Finally, in this article we will show how we were testing our approach with iBeacons. Interested in the results? Let’s check it out then. Short reminder - our task is to find a solution for identifying the current position of a horse rider on the arena and to keep track of the location changes in an accurate way.
It was exciting to receive two packs of estimote beacons and at the same time to dream how everything will be working perfectly.
So after we got the packs with iBeacons, we did the usual and standard procedures, like marking every ibeacon with its ID. This helps us to distinguish different ibeacons while doing the environment setup.
We set up the iBeacons with 2 apps: Estimote and Horse Analytics Dressage.
And here is how we are going to test location tracking accuracy:
Our QA team’s approach:
Use ‘Measure map lite’ application for a rough iBeacons setup
- Set start position of the device
- Observe the location on the device
- Use a laser distance meter HILTI PD-E 01 to check the distance
- Compare data
Generally, we performed 5 different tests:
- on the parking lot & in the room
- in the park
- in a room with obstacles (indoor location SDK)
- on the parking lot (indoor location SDK)
- at the stadium (indoor location SDK)
First test - on the parking lot and in the room
Testing on the parking lot showed very unstable results.

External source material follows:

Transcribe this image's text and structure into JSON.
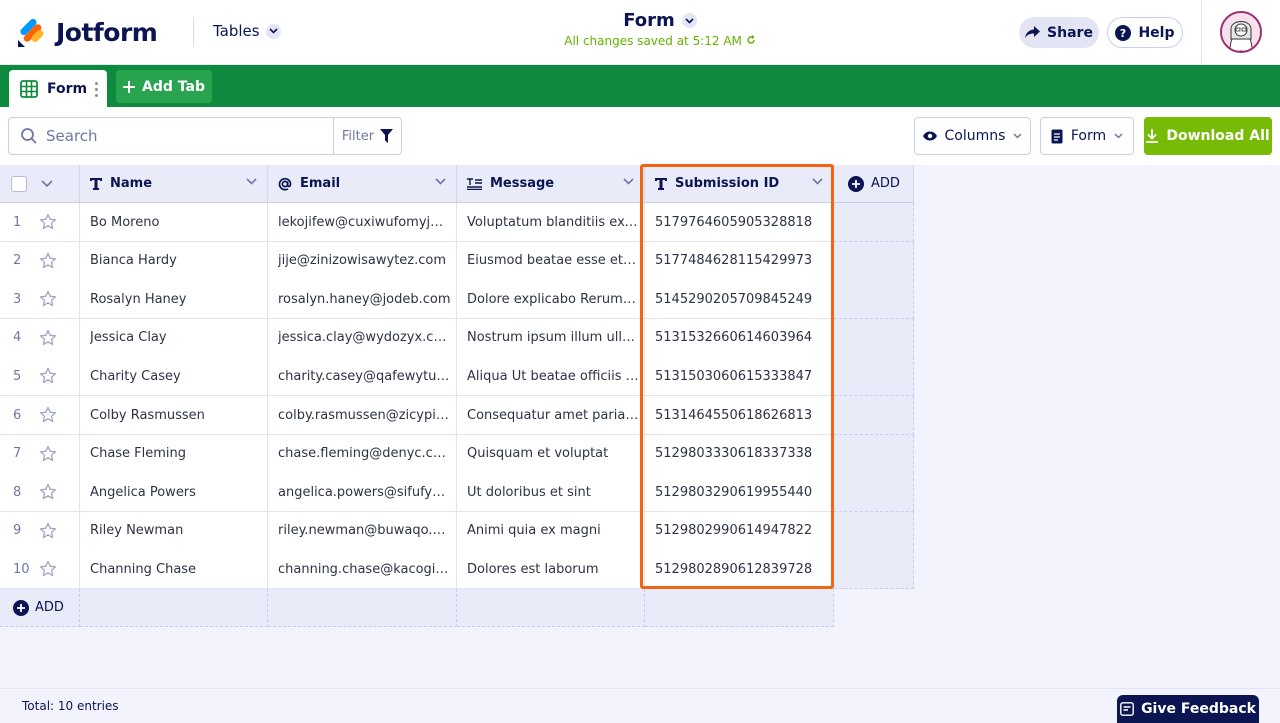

Due to the external factors (people, cars) the signals received from iBeacons were impermanent and as a result we were uncertain about the distance from iBeacons to the mobile device. And this leads either to high inaccuracy of the results (the location point is jumping) or to the inability to find a valid point of intersection of the circles. As the circles do not overlap each other, it is impossible to see the position of the device. Testing was conducted with iBeacons placed at a distance of 5 meters from each other.
Testing in the room showed better results: the distance was determined more precisely, as a result the user’s position was defined better. The exact position could be determined if you were standing on the same place for around 15 seconds. The problems we faced during the testing on the parking lot remained, namely - unstable distance from iBeacons to the mobile device and the inability to find a valid point of intersection of the circles. However, the margin of error has dropped. Testing was conducted with iBeacons placed 3m apart.
Testing on an open area should give better results.
- There is a need to improve the implemented algorithm for determining the position with mathematical methods (screening jumps, jump smoothing) and further testing.
- Additional research of indoor location from Estimote is required - On the open area the results should be fairly accurate, but this should be verified.
Second test - on the open space (parking area)
Before the testing was initiated, we had eliminated minor issues in the algorithm for determining the location and added a filter to screen out unnecessary points.
Testing was conducted on the parking lot with an area of 10m*20m, the distance between the iBeacons was 10m. Testing showed the signal’s strength we got ranges (even at a distance of 1m the fluctuations could be ± 2 dB). Strength fluctuations cause a significant error in the calculation and creates a situation when it is impossible to find a real point of intersection of the circles. We often acquired data, where the distance to the iBeacon was greater than the length of the field.
Smaller fluctuations of the signal would provide more stable result of the algorithm and more opportunities for smoothing the returned results. At the current moment the values that we acquire vary too greatly.
Third test - room with obstacles (indoor location sdk)
Testing sdk in the room shows more stable results, compared with the implemented algorithm. The user’s position doesn’t jump and when we get closer to the iBeacons, the values are displaying accurately. But almost nothing happens in the middle of the room and in motion, or the user’s position moves with a delay. Most likely it happens because the room is full of various objects.
The next step was to test indoor location sdk outdoors, on the open space.
Fourth test - Parking Lot (indoor location sdk)
Testing was conducted on the parking lot, without any interferences. At the testing site, we selected a square area. Each side of the square was 4m, and the iBeacons were located at the center of each side (as shown in the picture above). We received similar results, compared to the previous testing results. The user’s position almost didn’t jump and when you moved closer to the iBeacon, the values were displayed accurately. But a real-time movement does not get displayed, the changes start to appear only after you stop. By using the documentation, we can make a conclusion that the SDK solution was configured for iBeacons distance on a chest height.
We are planning to perform tests on larger areas.
After our discussion, the next thing we saw is a change of the algorithm, namely - to use iBeacons as an entry point and in further to determine the position using the accelerometer and compass.
Fifth test - on the stadium (indoor locations SDK)
Testing was conducted on an open area without any obstacles. iBeacons were situated on the ground, and placed on the corners of the square (4m*4m). The results were again unstable and were very similar to the results on the parking lot. We came to the conclusion, that it is required to have an Internet connection for indoor locations SDK.
As we see - our assumptions, unfortunately, are incorrect. That’s why we are continuing to explore and search for something that will give us better results. Stay tuned! Our fourth article will be published soon.
If you weren’t with us from the beginning of our journey - please look through our first 2 articles.